Among the entries that follow, find the lines containing the string "letters" and copy them.

RECORD EXCERPTS |
▶
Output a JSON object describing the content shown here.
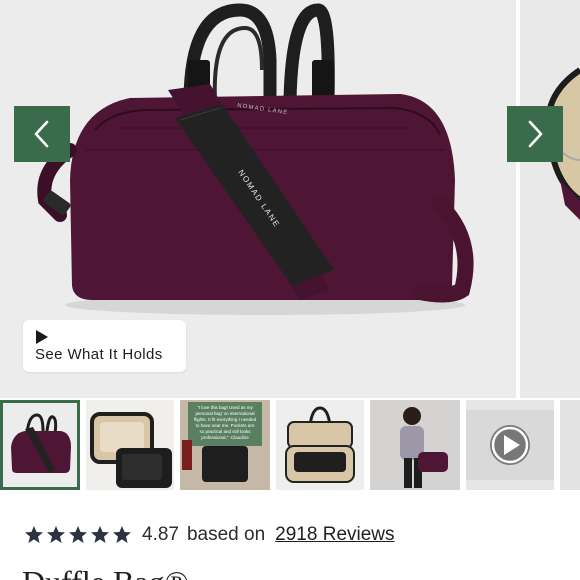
{
  "gallery": {
    "main_brand_text": "NOMAD LANE",
    "strap_brand_text": "NOMAD LANE",
    "prev_label": "Previous image",
    "next_label": "Next image",
    "see_what_label": "See What It Holds",
    "bag_color": "#4e1634",
    "accent_color": "#3a6b4a"
  },
  "thumbnails": [
    {
      "name": "thumb-bag-front",
      "active": true
    },
    {
      "name": "thumb-bag-open-top",
      "active": false
    },
    {
      "name": "thumb-bag-quote",
      "active": false,
      "quote": "\"I love this bag! Used as my personal bag on international flights. It fit everything I needed to have near me. Pockets are so practical and still looks professional.\" -Claudine"
    },
    {
      "name": "thumb-bag-open-inside",
      "active": false
    },
    {
      "name": "thumb-model-with-bag",
      "active": false
    },
    {
      "name": "thumb-video",
      "active": false
    },
    {
      "name": "thumb-partial",
      "active": false
    }
  ],
  "rating": {
    "stars": 5,
    "value": "4.87",
    "based_on": "based on",
    "reviews": "2918 Reviews"
  },
  "product": {
    "title": "Duffle Bag®"
  }
}
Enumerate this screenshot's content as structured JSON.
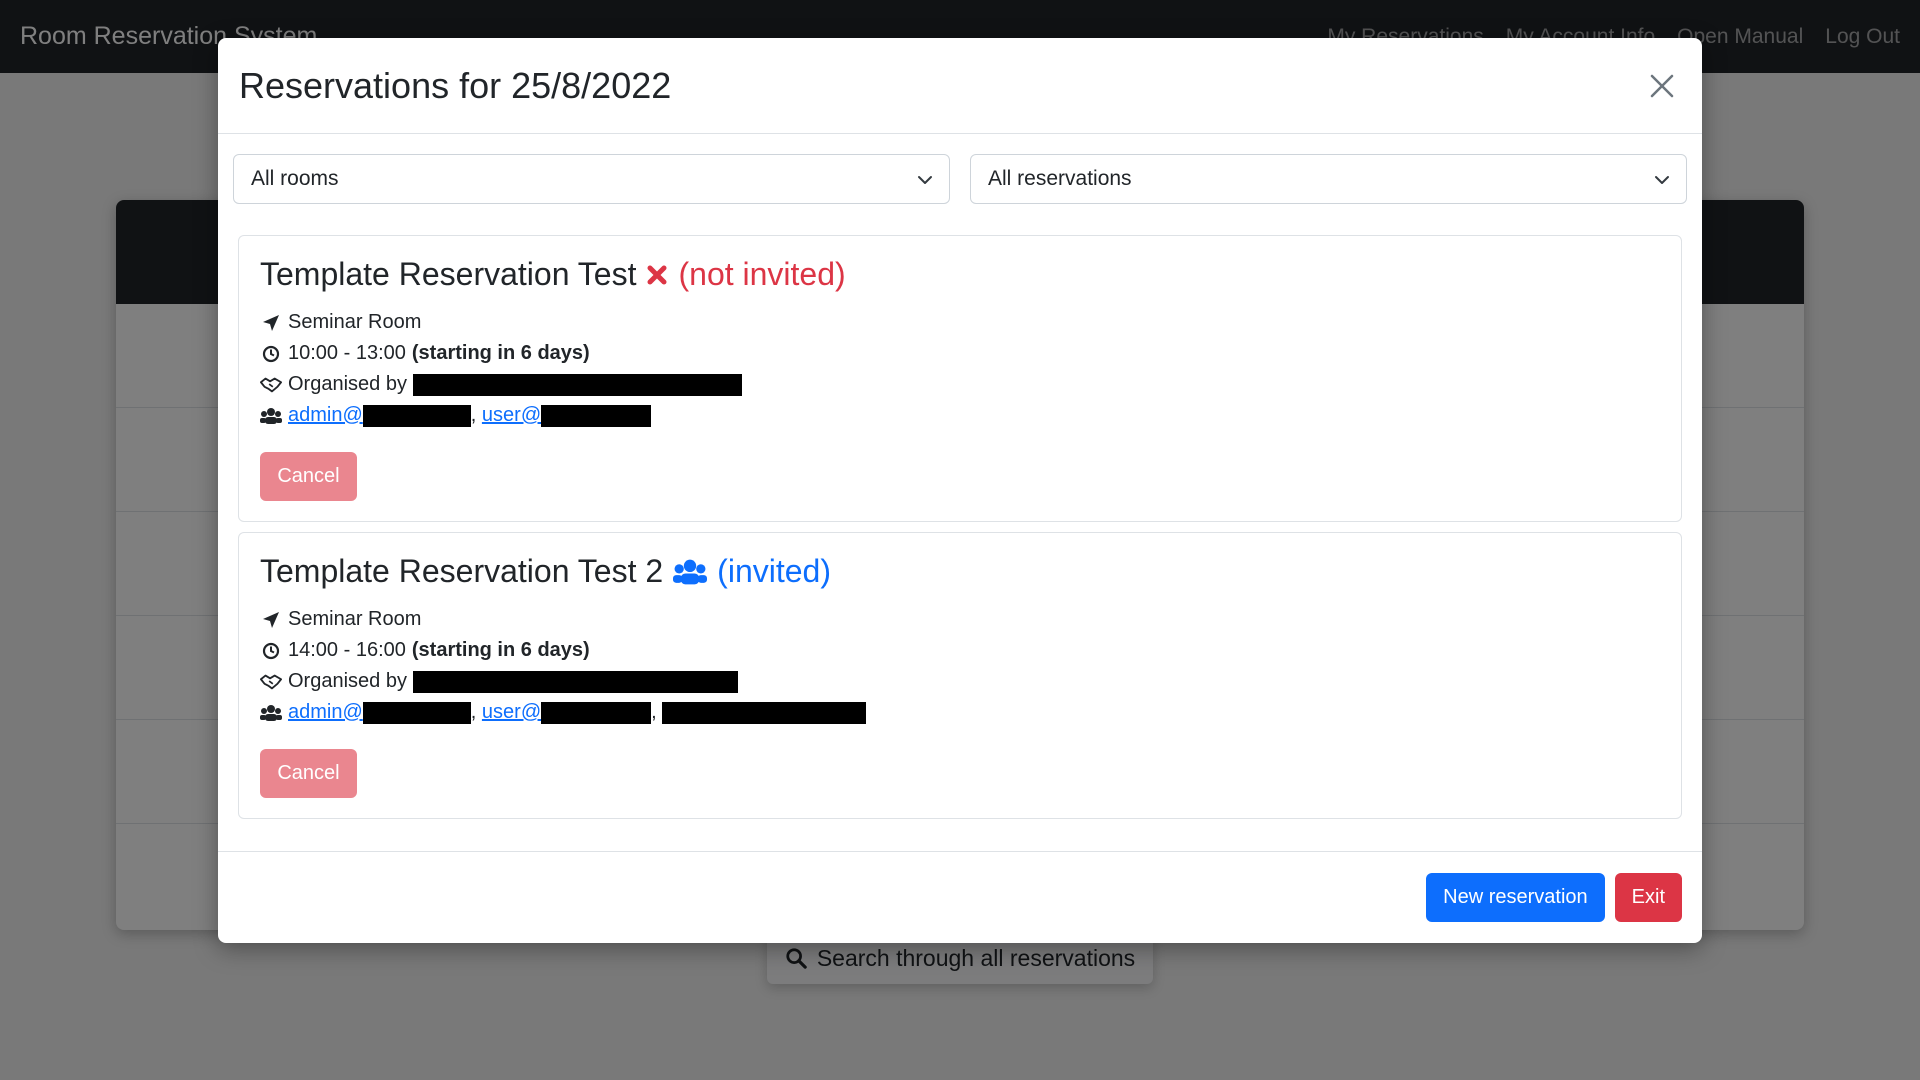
{
  "navbar": {
    "brand": "Room Reservation System",
    "links": [
      "My Reservations",
      "My Account Info",
      "Open Manual",
      "Log Out"
    ]
  },
  "background": {
    "search_label": "Search through all reservations"
  },
  "modal": {
    "title": "Reservations for 25/8/2022",
    "filters": {
      "room": "All rooms",
      "reservation": "All reservations"
    },
    "reservations": [
      {
        "title": "Template Reservation Test",
        "status_icon": "x-icon",
        "status": "(not invited)",
        "room": "Seminar Room",
        "time": "10:00 - 13:00",
        "relative": "(starting in 6 days)",
        "organised_label": "Organised by",
        "attendees": [
          "admin@",
          "user@"
        ],
        "cancel_label": "Cancel"
      },
      {
        "title": "Template Reservation Test 2",
        "status_icon": "users-icon",
        "status": "(invited)",
        "room": "Seminar Room",
        "time": "14:00 - 16:00",
        "relative": "(starting in 6 days)",
        "organised_label": "Organised by",
        "attendees": [
          "admin@",
          "user@"
        ],
        "cancel_label": "Cancel"
      }
    ],
    "footer": {
      "new_label": "New reservation",
      "exit_label": "Exit"
    }
  },
  "colors": {
    "primary": "#0d6efd",
    "danger": "#dc3545",
    "cancel_disabled": "#ea868f",
    "navbar": "#212529"
  }
}
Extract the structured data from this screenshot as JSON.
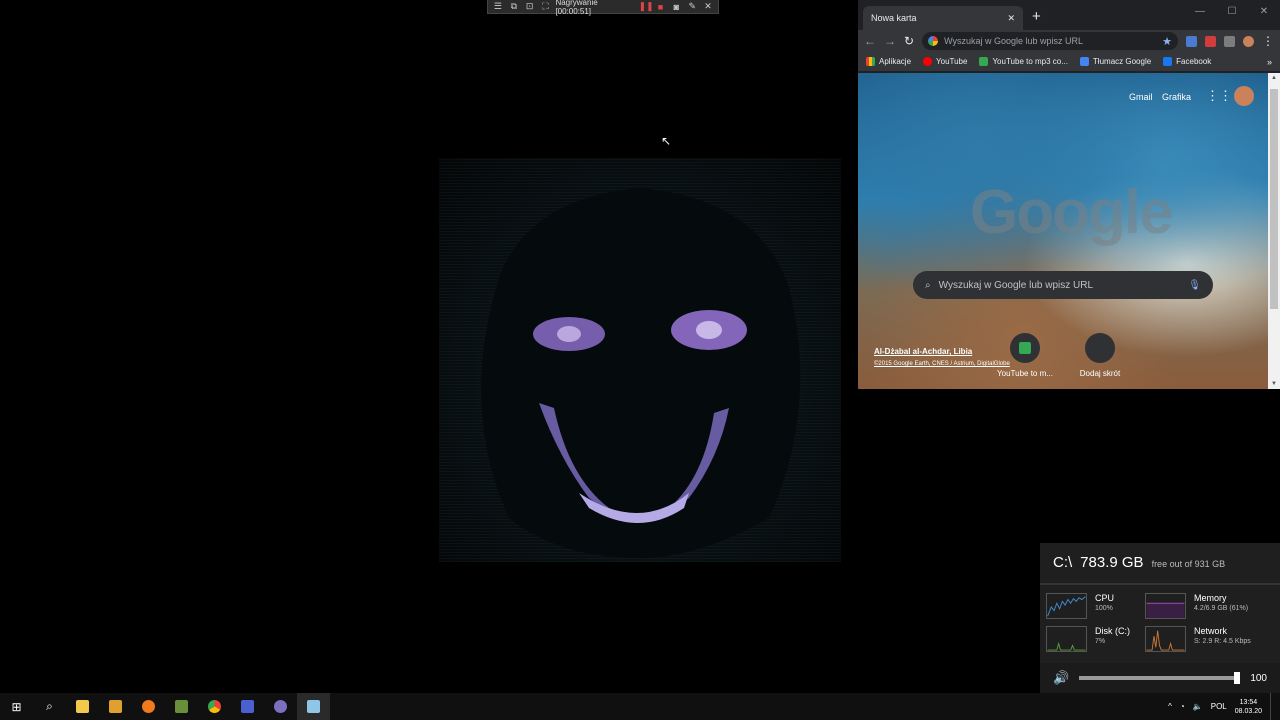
{
  "recorder": {
    "label": "Nagrywanie [00:00:51]"
  },
  "chrome": {
    "tab_title": "Nowa karta",
    "omnibox_placeholder": "Wyszukaj w Google lub wpisz URL",
    "bookmarks": [
      {
        "label": "Aplikacje",
        "color": "#ea4335"
      },
      {
        "label": "YouTube",
        "color": "#ff0000"
      },
      {
        "label": "YouTube to mp3 co...",
        "color": "#34a853"
      },
      {
        "label": "Tłumacz Google",
        "color": "#4285f4"
      },
      {
        "label": "Facebook",
        "color": "#1877f2"
      }
    ],
    "ntp": {
      "gmail": "Gmail",
      "images": "Grafika",
      "logo": "Google",
      "search_placeholder": "Wyszukaj w Google lub wpisz URL",
      "location": "Al-Dżabal al-Achdar, Libia",
      "copyright": "©2015 Google Earth, CNES / Astrium, DigitalGlobe",
      "tiles": [
        {
          "label": "YouTube to m..."
        },
        {
          "label": "Dodaj skrót"
        }
      ]
    }
  },
  "widget": {
    "drive": "C:\\",
    "free": "783.9 GB",
    "free_suffix": "free out of 931 GB",
    "cpu": {
      "title": "CPU",
      "value": "100%",
      "color": "#3d8fd6"
    },
    "memory": {
      "title": "Memory",
      "value": "4.2/6.9 GB (61%)",
      "color": "#9b4fb5"
    },
    "disk": {
      "title": "Disk (C:)",
      "value": "7%",
      "color": "#55a33a"
    },
    "network": {
      "title": "Network",
      "value": "S: 2.9  R: 4.5 Kbps",
      "color": "#c8783a"
    },
    "volume": "100"
  },
  "taskbar": {
    "lang": "POL",
    "time": "13:54",
    "date": "08.03.20"
  }
}
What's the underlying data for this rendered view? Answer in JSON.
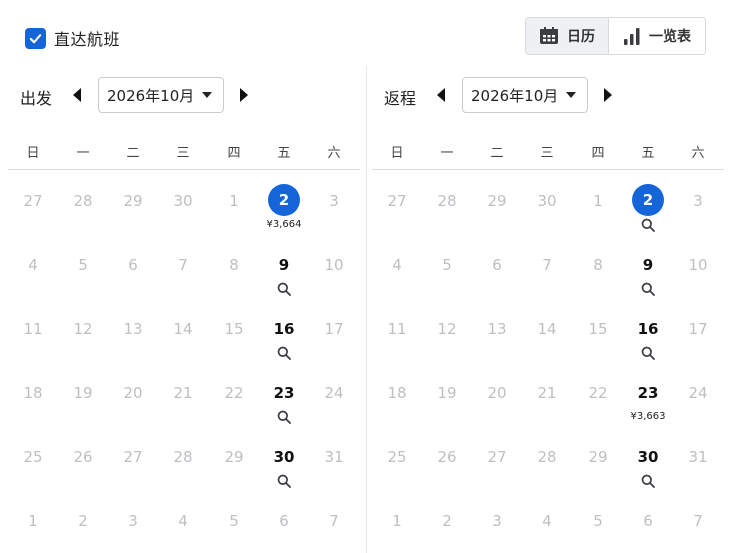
{
  "direct_flight": {
    "label": "直达航班",
    "checked": true
  },
  "view_toggle": {
    "calendar_label": "日历",
    "list_label": "一览表",
    "active": "calendar"
  },
  "weekdays": [
    "日",
    "一",
    "二",
    "三",
    "四",
    "五",
    "六"
  ],
  "panels": [
    {
      "label": "出发",
      "month": "2026年10月",
      "weeks": [
        [
          "27",
          "28",
          "29",
          "30",
          "1",
          "2",
          "3"
        ],
        [
          "4",
          "5",
          "6",
          "7",
          "8",
          "9",
          "10"
        ],
        [
          "11",
          "12",
          "13",
          "14",
          "15",
          "16",
          "17"
        ],
        [
          "18",
          "19",
          "20",
          "21",
          "22",
          "23",
          "24"
        ],
        [
          "25",
          "26",
          "27",
          "28",
          "29",
          "30",
          "31"
        ],
        [
          "1",
          "2",
          "3",
          "4",
          "5",
          "6",
          "7"
        ]
      ],
      "available": [
        [
          0,
          5
        ],
        [
          1,
          5
        ],
        [
          2,
          5
        ],
        [
          3,
          5
        ],
        [
          4,
          5
        ]
      ],
      "selected": [
        0,
        5
      ],
      "prices": [
        {
          "cell": [
            0,
            5
          ],
          "text": "¥3,664"
        }
      ]
    },
    {
      "label": "返程",
      "month": "2026年10月",
      "weeks": [
        [
          "27",
          "28",
          "29",
          "30",
          "1",
          "2",
          "3"
        ],
        [
          "4",
          "5",
          "6",
          "7",
          "8",
          "9",
          "10"
        ],
        [
          "11",
          "12",
          "13",
          "14",
          "15",
          "16",
          "17"
        ],
        [
          "18",
          "19",
          "20",
          "21",
          "22",
          "23",
          "24"
        ],
        [
          "25",
          "26",
          "27",
          "28",
          "29",
          "30",
          "31"
        ],
        [
          "1",
          "2",
          "3",
          "4",
          "5",
          "6",
          "7"
        ]
      ],
      "available": [
        [
          0,
          5
        ],
        [
          1,
          5
        ],
        [
          2,
          5
        ],
        [
          3,
          5
        ],
        [
          4,
          5
        ]
      ],
      "selected": [
        0,
        5
      ],
      "prices": [
        {
          "cell": [
            3,
            5
          ],
          "text": "¥3,663"
        }
      ]
    }
  ],
  "icons": {
    "checkbox": "check-icon",
    "calendar": "calendar-icon",
    "list": "bar-chart-icon",
    "prev": "triangle-left-icon",
    "next": "triangle-right-icon",
    "search": "magnifier-icon"
  },
  "colors": {
    "accent": "#1565d8",
    "muted_day": "#bdbfc3",
    "active_toggle_bg": "#eef0f3"
  }
}
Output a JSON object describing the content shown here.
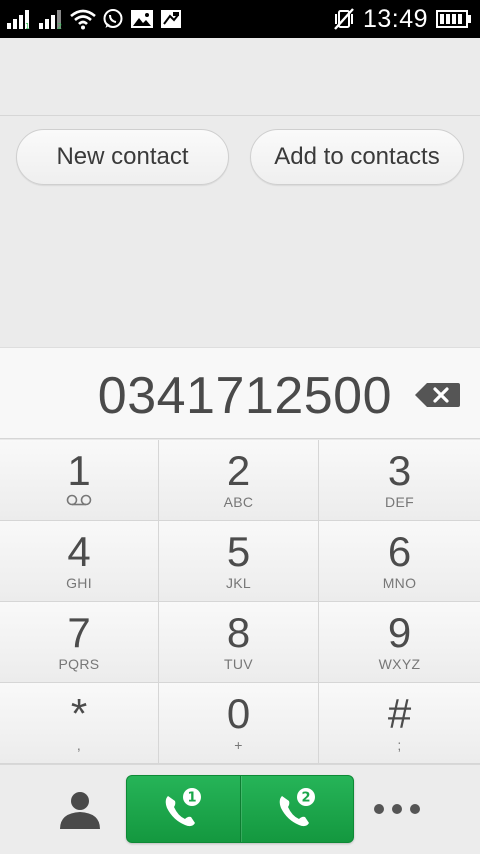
{
  "status_bar": {
    "time": "13:49",
    "sim1_label": "1",
    "sim2_label": "2",
    "icons": [
      "signal-sim1-icon",
      "signal-sim2-icon",
      "wifi-icon",
      "whatsapp-icon",
      "gallery-icon",
      "screenshot-icon",
      "vibrate-icon",
      "battery-icon"
    ]
  },
  "actions": {
    "new_contact": "New contact",
    "add_to_contacts": "Add to contacts"
  },
  "dialer": {
    "number": "0341712500"
  },
  "keypad": [
    {
      "digit": "1",
      "letters": ""
    },
    {
      "digit": "2",
      "letters": "ABC"
    },
    {
      "digit": "3",
      "letters": "DEF"
    },
    {
      "digit": "4",
      "letters": "GHI"
    },
    {
      "digit": "5",
      "letters": "JKL"
    },
    {
      "digit": "6",
      "letters": "MNO"
    },
    {
      "digit": "7",
      "letters": "PQRS"
    },
    {
      "digit": "8",
      "letters": "TUV"
    },
    {
      "digit": "9",
      "letters": "WXYZ"
    },
    {
      "digit": "*",
      "letters": ","
    },
    {
      "digit": "0",
      "letters": "+"
    },
    {
      "digit": "#",
      "letters": ";"
    }
  ],
  "bottom": {
    "call_sim1_badge": "1",
    "call_sim2_badge": "2"
  },
  "colors": {
    "call_green": "#1aa64a",
    "status_bar_bg": "#000000"
  }
}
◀
ANSWER TO THE EXERCISE |
      "letters": ""
      "letters": "ABC"
      "letters": "DEF"
      "letters": "GHI"
      "letters": "JKL"
      "letters": "MNO"
      "letters": "PQRS"
      "letters": "TUV"
      "letters": "WXYZ"
      "letters": ","
      "letters": "+"
      "letters": ";"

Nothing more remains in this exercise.